Publication Date: 
18 Mar 2005

See text below.


The Yukon government is reconvening the Child Care Working Group.

The move is the territory's response to Ottawa's plans to create a national child care program, and its promise to fund it to the tune of $5 billion over the next five years.

"We're pleased the federal government has recognized the need across Canada for child care and early learning, and how much of an issue it has become," Health and Social Services minister Peter Jenkins said in an interview.

The group's job is to find places to spend the new money within the child care community, as well as identify some of the early-learning issues that need addressing.

Earlier this year, federal Social Development minister Ken Dryden tried to get all 13 provinces and territories to agree to a national child care strategy.

After a half-day meeting, the ministers gave up and decided to reconvene again after the federal budget was passed.

When the budget legislature passes, which is expected to happen within the next couple of weeks, the $700 million now sitting in a trust fund will be made available to the jurisdictions this fiscal year.

The Yukon will get about $210,000 of that amount, and then just over $500,000 in the next fiscal year, said Jenkins.

Although the $700 million is to be allocated on a per-capita basis, Dryden confirmed this is unfair to northerners, adding his government is working on a solution.

Another Yukon government concern is the $100 million set aside for child care on aboriginal reserves and within self-governing First Nations.

As the Yukon has no reserves, Jenkins has asked the federal government for clarification.

But citizens of non-self governing First Nations living off reserves will be dealt with just like everybody else, said Dryden.

Another $100 million has been set aside to ensure accountability.

This is a major issue for the governments and the child care working field, said Jenkins, adding the process will be made as simple as possible.

"We have a responsibility to ensure that money flowing to this purpose is ending up in that area," said Jenkins.
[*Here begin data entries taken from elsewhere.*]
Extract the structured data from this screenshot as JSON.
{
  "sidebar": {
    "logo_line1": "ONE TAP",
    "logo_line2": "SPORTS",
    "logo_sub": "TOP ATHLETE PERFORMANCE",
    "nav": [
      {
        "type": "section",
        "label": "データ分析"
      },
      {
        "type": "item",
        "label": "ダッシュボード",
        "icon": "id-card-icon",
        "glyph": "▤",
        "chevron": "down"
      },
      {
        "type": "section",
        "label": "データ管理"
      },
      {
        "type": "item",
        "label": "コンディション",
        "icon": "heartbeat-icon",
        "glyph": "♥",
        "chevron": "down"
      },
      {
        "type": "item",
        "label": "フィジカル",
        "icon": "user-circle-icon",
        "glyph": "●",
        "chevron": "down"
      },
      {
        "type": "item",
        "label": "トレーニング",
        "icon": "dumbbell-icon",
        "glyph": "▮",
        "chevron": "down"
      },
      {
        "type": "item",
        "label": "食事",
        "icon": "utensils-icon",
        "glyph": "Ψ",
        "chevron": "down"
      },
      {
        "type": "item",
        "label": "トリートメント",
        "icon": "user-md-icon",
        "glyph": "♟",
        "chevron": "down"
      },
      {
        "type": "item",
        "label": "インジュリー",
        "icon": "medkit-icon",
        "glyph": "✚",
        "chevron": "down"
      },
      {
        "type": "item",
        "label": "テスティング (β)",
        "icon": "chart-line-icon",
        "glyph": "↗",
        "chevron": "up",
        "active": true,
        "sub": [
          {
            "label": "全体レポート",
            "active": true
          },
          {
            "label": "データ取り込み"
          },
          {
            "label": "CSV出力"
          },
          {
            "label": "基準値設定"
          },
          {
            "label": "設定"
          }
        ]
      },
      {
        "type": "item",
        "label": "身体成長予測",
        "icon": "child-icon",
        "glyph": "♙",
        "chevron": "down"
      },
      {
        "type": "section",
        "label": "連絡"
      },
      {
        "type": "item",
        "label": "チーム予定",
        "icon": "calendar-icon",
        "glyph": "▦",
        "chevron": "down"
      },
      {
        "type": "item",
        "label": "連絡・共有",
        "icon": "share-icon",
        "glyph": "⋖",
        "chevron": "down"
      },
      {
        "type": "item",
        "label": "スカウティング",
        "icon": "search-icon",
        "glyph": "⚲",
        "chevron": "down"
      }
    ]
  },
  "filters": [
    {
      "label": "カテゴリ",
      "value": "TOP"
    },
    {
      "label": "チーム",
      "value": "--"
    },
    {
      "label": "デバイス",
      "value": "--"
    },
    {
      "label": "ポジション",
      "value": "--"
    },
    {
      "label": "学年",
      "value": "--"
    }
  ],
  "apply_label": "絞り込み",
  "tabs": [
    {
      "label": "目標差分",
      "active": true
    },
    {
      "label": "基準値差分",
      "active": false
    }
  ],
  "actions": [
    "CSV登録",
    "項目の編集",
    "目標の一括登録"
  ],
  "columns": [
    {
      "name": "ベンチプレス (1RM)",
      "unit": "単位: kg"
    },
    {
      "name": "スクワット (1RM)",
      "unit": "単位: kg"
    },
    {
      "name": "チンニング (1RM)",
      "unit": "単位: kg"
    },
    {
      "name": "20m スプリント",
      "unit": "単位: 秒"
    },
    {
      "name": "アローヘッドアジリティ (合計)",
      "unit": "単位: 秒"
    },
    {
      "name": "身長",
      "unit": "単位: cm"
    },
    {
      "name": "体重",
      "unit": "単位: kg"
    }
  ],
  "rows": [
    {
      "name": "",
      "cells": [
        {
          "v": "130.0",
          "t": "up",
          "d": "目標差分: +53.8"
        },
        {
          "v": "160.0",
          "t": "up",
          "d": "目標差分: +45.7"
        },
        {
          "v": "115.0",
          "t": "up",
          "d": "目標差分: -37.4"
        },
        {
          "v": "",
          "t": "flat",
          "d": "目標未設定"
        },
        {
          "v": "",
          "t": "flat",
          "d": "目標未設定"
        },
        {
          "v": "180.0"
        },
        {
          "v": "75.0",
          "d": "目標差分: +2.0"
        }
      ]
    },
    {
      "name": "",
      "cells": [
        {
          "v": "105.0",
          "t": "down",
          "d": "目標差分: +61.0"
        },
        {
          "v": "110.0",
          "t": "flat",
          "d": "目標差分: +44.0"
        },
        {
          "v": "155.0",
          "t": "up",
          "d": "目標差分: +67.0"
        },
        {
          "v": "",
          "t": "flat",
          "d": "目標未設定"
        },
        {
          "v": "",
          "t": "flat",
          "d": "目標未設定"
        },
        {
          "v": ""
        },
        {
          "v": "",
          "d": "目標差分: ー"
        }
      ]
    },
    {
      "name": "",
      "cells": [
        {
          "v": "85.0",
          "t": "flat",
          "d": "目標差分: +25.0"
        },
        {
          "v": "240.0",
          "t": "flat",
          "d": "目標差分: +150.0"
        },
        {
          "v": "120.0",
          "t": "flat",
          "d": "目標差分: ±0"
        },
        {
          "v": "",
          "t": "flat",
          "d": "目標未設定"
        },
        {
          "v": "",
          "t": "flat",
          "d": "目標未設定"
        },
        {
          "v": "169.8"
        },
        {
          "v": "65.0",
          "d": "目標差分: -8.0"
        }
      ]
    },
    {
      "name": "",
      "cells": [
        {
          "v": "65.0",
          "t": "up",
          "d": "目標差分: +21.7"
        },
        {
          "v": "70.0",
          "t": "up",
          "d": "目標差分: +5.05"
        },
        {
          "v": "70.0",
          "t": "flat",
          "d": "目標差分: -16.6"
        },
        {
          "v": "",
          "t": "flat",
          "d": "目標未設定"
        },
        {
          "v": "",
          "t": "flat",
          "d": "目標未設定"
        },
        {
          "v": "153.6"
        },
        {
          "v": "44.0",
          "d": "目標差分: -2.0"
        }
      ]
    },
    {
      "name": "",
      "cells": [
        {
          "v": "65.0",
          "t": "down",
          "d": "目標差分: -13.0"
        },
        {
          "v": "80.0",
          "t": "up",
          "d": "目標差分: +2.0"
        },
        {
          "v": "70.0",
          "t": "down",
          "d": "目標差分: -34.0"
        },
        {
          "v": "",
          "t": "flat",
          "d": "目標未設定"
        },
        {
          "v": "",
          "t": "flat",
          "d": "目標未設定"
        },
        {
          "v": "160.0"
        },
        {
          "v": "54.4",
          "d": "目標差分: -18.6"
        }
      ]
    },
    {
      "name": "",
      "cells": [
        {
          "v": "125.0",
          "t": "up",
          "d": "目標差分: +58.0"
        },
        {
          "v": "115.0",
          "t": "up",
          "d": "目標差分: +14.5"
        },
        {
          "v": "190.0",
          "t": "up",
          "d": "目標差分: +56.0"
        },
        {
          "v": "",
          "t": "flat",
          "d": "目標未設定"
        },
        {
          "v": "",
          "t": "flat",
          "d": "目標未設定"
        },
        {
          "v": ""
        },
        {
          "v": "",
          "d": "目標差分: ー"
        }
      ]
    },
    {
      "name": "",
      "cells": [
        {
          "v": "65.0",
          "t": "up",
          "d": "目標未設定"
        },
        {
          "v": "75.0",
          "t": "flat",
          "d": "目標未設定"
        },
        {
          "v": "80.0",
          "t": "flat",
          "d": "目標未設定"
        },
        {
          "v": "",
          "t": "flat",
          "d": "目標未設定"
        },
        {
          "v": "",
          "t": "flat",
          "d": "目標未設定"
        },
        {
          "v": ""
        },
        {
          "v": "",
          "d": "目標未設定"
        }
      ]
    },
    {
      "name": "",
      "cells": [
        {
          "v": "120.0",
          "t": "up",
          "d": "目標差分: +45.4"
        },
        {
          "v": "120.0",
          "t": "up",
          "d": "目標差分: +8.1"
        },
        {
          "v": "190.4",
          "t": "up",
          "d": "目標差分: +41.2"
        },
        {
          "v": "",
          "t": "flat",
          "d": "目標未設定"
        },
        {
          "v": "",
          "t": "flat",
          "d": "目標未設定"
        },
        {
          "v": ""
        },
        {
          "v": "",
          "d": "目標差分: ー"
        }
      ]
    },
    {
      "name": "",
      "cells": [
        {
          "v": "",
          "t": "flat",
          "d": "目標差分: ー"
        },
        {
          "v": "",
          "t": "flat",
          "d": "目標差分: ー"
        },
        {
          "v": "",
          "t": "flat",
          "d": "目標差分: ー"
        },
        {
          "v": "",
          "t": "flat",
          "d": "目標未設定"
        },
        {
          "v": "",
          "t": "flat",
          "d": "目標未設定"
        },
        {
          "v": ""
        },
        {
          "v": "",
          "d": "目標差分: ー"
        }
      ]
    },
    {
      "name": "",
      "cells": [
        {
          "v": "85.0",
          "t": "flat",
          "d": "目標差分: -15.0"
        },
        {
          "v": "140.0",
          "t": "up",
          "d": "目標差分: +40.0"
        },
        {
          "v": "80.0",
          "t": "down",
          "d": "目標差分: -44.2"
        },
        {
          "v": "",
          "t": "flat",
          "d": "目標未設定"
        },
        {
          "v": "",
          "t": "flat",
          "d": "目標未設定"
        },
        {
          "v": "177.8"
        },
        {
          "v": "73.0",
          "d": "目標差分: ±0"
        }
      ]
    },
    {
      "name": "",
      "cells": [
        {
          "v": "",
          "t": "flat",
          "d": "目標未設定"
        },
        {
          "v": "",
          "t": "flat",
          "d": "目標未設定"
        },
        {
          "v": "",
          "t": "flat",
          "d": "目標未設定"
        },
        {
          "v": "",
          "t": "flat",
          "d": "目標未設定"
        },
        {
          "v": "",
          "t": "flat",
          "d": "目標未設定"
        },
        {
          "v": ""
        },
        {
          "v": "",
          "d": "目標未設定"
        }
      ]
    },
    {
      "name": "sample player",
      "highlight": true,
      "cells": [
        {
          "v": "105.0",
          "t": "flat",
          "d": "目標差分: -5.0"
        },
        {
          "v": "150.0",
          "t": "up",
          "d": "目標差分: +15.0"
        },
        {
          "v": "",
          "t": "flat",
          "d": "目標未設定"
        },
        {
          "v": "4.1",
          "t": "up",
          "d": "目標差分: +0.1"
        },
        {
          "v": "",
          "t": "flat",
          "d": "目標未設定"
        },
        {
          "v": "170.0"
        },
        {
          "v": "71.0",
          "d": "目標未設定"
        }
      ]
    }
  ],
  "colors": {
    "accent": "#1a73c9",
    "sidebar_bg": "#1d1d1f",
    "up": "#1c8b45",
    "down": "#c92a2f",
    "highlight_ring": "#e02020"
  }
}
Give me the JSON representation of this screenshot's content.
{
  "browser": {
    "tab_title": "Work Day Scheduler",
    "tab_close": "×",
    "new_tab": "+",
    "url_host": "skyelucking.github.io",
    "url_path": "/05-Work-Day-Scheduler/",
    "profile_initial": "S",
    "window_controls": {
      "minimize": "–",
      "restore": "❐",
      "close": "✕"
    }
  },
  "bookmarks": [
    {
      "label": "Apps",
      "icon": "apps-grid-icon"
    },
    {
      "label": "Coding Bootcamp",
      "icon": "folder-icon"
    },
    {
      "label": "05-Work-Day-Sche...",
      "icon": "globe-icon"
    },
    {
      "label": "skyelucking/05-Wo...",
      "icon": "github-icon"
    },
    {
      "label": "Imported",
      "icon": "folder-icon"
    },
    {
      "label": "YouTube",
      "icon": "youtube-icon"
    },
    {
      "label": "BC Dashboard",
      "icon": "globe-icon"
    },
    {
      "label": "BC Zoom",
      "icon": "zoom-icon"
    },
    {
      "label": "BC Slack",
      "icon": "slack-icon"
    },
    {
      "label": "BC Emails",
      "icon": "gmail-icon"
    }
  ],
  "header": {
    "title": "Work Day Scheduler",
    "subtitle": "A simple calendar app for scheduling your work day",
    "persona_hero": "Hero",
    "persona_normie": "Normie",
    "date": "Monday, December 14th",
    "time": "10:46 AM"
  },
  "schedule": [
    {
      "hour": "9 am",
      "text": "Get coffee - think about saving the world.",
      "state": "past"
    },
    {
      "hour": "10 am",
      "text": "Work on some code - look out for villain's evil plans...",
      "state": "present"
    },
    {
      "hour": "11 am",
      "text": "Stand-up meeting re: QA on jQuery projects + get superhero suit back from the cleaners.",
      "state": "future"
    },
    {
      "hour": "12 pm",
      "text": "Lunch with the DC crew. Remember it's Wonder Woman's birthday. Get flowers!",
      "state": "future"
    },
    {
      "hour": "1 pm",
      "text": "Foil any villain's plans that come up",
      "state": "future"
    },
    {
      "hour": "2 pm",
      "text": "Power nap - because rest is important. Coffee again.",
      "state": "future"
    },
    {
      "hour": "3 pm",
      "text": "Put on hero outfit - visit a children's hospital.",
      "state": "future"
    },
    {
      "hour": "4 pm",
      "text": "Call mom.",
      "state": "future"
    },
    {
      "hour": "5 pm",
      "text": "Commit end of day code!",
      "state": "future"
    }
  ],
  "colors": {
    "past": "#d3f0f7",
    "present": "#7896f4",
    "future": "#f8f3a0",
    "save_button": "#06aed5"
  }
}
The territorial government is second only to Quebec in its per-capita spending on child care, and currently spends $5.5 million a year on such programs.

- reprinted from the Yukon News